A sales-tax hike has the support of cities and towns desperate for cash to save jobs and services. On Tuesday, Gov. Deval Patrick repeated his pledge to veto the hike. He said government reforms must come first.
A sales-tax hike has the support of cities and towns desperate for cash to save jobs and services.
On Tuesday, Gov. Deval Patrick repeated his pledge to veto the hike. He said government reforms must come first.
Those reforms include a municipal relief plan – one that includes local tax options to ease communities’ reliance on property taxes – and ethics, pension and transportation reform bills, which have been debated in the Legislature but not yet sent to Patrick.
Patrick said Tuesday that he is opposed to a higher sales tax, but he believes approving it ahead of reform measures sends the wrong message.
Patrick posted a four-minute video on YouTube explaining his position.
“I am unwilling to wait any longer to change the way we do business in state government,” Patrick, dressed in shirt sleeves and standing in his office, said in the video. “Before we pass new revenue, let’s prove we can bring real change to Beacon Hill.”
Under the House plan passed late Monday night, the sales tax would increase from 5 percent to 6.25 percent, generating an estimated $900 million next fiscal year. Communities would see $200 million of that in local aid, and $275 million would go to transportation. (See how much more money your community stands to receive under the House budget.)
But at the local level, the order of business isn’t necessarily as important as the bottom line, as cities and towns face drastic service and staff reductions.
The Metropolitan Mayors Coalition – which includes Quincy Mayor Thomas Koch and Braintree Mayor Joseph Sullivan – has endorsed the House plan, calling the higher sales tax a “great step toward finding new revenue.”
And the Massachusetts Municipal Association – an advocacy group for cities and towns – wrote to legislators last week to say it “strongly supports” raising the sales tax, as well as local-option meals and hotel taxes.
A spokesman for House Speaker Robert DeLeo has said the House will address municipal reforms in May.
The 5 percent sales tax is the state’s second-largest source of revenue.
The state adopted a general sales tax in 1966; it was one of the last states to do so. Of the 45 states that have a sales tax, Massachusetts ranks last in terms of the revenue it raises as a percentage of personal income, according to the Massachusetts Budget and Policy Center, an independent research organization.
Sales-tax revenue, however, lags behind that of other states because of growth of the service sector and Internet shopping, neither of which are subject to the tax, said Noah Berger, executive director of the Massachusetts Budget and Policy Center.

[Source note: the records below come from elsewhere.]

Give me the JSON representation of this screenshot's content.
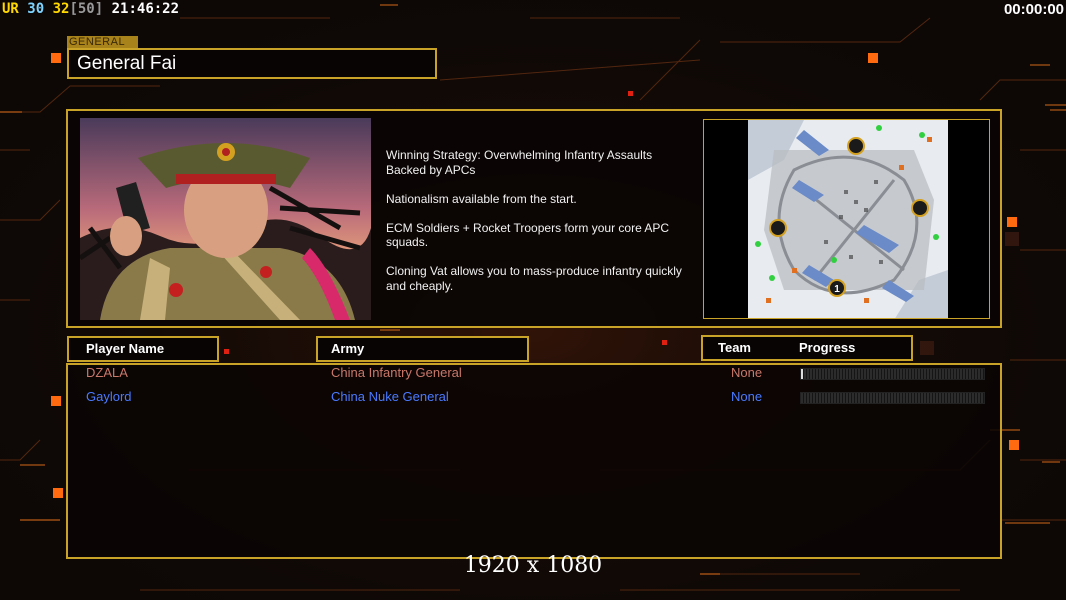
{
  "hud": {
    "prefix": "UR",
    "fps1": "30",
    "fps2": "32",
    "fps_cap": "[50]",
    "clock": "21:46:22",
    "timer": "00:00:00"
  },
  "general_tag": "GENERAL",
  "general_name": "General Fai",
  "strategy": [
    "Winning Strategy: Overwhelming Infantry Assaults\n Backed by APCs",
    "Nationalism available from the start.",
    "ECM Soldiers + Rocket Troopers form your core APC\n squads.",
    "Cloning Vat allows you to mass-produce infantry quickly\n and cheaply."
  ],
  "headers": {
    "player": "Player Name",
    "army": "Army",
    "team": "Team",
    "progress": "Progress"
  },
  "players": [
    {
      "name": "DZALA",
      "army": "China Infantry General",
      "team": "None",
      "progress": 0.01,
      "color": "#c9786a"
    },
    {
      "name": "Gaylord",
      "army": "China Nuke General",
      "team": "None",
      "progress": 0.0,
      "color": "#4a7aff"
    }
  ],
  "map": {
    "start_marker": "1"
  },
  "resolution": "1920 x 1080",
  "colors": {
    "accent": "#c9a327",
    "hud_ur": "#ffd800",
    "hud_30": "#7ed3ff",
    "hud_32": "#ffd800",
    "hud_cap": "#9a9a9a"
  }
}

Berger warned that the revenue from a sales-tax hike would actually decline over time, as the state’s economy continues to change.
“The sales tax is not likely to grow as rapidly as the overall economy,” he said.
Berger said a sales-tax hike is less damaging to the economy and state residents than budget cuts.
That is not an opinion shared by retailers – they fear the impact on their businesses – and Republican legislators. Every House Republican voted against the measure.
The business-backed Massachusetts Taxpayers Foundation has not taken a position on the proposed sales-tax hike, but it released a report saying that a 1 percentage point increase would cost the average taxpayer an extra $122 a year.
In a phone interview Tuesday, state Treasurer Timothy Cahill reiterated his position that a recession is not the time for any tax hikes.
The Quincy Democrat, who is thinking about running for governor in 2010, has repeatedly criticized Patrick for not going far enough with budget cuts.
Cahill described the bare-bones House budget released earlier this month – which cut local aid by 25 percent – as “spot on” and said he was disappointed that it wasn’t debated more before the sales-tax vote.
“It wasn’t painless, but it balanced the budget without taking from the rainy-day fund, and at the time did not includes tax increases,” he said. “I don’t see that as draconian.”
Christy Mihos, a Brockton native who plans to run for governor as a Republican, has said he opposes the sales-tax hike.
Nancy Reardon can be reached at firstname.lastname@example.org.